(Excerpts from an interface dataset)
..........
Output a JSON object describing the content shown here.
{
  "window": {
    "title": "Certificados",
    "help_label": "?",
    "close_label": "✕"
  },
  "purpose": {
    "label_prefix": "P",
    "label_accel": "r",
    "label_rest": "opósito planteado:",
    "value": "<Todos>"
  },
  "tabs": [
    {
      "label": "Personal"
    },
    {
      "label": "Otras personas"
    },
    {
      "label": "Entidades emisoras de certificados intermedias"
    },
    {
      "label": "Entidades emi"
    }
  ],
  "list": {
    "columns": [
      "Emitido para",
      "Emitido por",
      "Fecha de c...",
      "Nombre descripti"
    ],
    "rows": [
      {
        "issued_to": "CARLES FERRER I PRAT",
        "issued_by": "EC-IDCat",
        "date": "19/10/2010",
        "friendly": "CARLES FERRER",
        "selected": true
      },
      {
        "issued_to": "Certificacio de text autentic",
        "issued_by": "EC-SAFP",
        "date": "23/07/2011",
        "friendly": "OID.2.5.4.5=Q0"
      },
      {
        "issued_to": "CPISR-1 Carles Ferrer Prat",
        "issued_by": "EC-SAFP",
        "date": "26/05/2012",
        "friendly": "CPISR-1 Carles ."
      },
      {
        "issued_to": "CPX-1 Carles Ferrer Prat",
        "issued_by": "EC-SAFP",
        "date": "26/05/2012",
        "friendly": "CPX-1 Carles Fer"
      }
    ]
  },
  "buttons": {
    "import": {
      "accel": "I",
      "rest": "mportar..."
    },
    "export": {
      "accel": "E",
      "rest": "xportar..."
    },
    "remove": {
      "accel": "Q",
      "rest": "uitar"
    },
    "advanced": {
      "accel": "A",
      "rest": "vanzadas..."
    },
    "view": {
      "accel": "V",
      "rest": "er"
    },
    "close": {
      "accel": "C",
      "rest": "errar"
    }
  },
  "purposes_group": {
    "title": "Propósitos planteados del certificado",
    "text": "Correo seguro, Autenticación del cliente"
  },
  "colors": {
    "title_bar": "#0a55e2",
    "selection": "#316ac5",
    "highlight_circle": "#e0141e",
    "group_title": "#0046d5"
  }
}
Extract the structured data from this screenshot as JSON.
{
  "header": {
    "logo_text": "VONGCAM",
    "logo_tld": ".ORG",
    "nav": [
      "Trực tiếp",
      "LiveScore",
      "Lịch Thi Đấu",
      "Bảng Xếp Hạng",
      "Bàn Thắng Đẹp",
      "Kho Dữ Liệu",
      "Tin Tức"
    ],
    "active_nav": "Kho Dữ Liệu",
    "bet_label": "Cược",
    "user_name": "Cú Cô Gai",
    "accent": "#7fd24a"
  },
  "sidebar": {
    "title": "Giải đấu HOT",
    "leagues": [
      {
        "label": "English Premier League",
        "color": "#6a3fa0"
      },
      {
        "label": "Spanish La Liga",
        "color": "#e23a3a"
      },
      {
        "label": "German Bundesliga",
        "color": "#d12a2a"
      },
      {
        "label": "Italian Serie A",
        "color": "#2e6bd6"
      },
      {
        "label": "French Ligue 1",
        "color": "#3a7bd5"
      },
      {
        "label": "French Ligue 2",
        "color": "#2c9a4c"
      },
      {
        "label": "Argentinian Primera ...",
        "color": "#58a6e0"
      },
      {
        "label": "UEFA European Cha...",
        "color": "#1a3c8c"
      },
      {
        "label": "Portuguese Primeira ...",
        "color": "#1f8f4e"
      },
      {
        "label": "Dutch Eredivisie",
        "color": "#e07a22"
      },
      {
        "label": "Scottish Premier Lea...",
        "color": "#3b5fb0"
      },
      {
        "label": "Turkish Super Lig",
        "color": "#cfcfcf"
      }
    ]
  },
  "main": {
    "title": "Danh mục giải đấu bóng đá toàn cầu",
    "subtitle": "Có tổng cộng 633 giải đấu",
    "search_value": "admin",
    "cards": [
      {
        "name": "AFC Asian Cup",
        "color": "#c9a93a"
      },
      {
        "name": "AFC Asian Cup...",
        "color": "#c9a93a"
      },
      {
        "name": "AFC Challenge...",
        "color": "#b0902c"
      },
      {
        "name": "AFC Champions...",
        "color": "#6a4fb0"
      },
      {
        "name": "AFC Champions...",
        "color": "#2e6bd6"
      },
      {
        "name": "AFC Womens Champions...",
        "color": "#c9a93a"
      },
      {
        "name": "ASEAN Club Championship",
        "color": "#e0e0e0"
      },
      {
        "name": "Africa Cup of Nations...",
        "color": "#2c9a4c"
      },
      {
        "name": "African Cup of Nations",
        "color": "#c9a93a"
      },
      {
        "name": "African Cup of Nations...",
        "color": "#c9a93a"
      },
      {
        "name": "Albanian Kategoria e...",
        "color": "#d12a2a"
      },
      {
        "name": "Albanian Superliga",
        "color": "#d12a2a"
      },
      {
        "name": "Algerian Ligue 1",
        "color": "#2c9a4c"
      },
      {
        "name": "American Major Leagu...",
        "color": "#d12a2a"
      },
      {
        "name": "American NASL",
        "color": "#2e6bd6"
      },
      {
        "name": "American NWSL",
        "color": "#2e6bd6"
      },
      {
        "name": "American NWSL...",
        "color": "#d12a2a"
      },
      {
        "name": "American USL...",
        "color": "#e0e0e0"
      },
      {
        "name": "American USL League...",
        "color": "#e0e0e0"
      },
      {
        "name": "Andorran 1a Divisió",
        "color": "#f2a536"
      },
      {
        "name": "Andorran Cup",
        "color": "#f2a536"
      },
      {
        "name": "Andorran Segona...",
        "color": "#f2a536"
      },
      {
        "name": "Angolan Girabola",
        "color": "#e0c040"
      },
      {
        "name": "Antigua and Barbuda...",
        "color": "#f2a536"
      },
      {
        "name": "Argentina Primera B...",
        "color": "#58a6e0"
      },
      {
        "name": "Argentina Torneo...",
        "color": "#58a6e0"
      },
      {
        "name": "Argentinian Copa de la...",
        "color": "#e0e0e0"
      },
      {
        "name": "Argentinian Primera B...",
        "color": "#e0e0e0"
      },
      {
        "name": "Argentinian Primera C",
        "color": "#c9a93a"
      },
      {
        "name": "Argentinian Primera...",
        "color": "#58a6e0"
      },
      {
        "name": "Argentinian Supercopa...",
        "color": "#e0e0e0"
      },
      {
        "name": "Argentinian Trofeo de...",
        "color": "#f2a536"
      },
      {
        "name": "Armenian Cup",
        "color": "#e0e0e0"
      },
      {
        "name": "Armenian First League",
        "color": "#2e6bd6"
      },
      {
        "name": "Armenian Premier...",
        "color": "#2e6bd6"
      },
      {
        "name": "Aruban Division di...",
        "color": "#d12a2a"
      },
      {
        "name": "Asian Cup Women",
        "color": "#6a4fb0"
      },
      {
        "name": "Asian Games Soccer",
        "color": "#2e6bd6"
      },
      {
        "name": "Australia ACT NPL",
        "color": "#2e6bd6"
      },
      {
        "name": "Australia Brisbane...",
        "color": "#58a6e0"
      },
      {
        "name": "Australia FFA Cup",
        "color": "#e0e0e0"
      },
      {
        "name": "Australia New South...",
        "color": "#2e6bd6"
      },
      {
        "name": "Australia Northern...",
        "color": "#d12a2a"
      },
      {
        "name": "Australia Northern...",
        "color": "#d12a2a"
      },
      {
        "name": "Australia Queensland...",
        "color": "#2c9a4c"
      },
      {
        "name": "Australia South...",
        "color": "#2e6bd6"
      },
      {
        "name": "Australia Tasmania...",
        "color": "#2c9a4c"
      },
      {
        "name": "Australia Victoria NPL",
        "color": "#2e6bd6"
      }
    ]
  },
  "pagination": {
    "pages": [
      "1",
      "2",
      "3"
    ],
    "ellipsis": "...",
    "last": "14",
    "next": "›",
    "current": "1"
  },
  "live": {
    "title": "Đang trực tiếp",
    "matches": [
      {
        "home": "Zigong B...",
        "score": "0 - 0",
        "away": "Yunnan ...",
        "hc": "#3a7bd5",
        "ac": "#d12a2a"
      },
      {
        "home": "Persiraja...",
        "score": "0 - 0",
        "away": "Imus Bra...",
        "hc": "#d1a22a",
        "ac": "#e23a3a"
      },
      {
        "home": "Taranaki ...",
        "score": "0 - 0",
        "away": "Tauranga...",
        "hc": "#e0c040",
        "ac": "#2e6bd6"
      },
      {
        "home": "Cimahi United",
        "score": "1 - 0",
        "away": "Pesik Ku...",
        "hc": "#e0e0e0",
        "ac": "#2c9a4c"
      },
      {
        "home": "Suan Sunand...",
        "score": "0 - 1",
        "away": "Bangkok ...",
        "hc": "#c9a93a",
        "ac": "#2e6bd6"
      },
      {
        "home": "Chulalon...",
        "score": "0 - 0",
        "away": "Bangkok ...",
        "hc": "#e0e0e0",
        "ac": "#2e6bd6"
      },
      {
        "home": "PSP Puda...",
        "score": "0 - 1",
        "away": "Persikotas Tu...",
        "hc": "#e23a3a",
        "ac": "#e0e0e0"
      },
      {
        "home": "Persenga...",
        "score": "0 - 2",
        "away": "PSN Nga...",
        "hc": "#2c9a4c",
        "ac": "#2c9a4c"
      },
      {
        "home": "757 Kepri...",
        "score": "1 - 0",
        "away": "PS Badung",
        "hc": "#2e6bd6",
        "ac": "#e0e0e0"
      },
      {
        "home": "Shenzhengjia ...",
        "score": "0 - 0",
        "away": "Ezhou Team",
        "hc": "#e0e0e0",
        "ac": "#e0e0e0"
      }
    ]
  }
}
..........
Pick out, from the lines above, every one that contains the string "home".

        "home": "Zigong B...",
        "home": "Persiraja...",
        "home": "Taranaki ...",
        "home": "Cimahi United",
        "home": "Suan Sunand...",
        "home": "Chulalon...",
        "home": "PSP Puda...",
        "home": "Persenga...",
        "home": "757 Kepri...",
        "home": "Shenzhengjia ...",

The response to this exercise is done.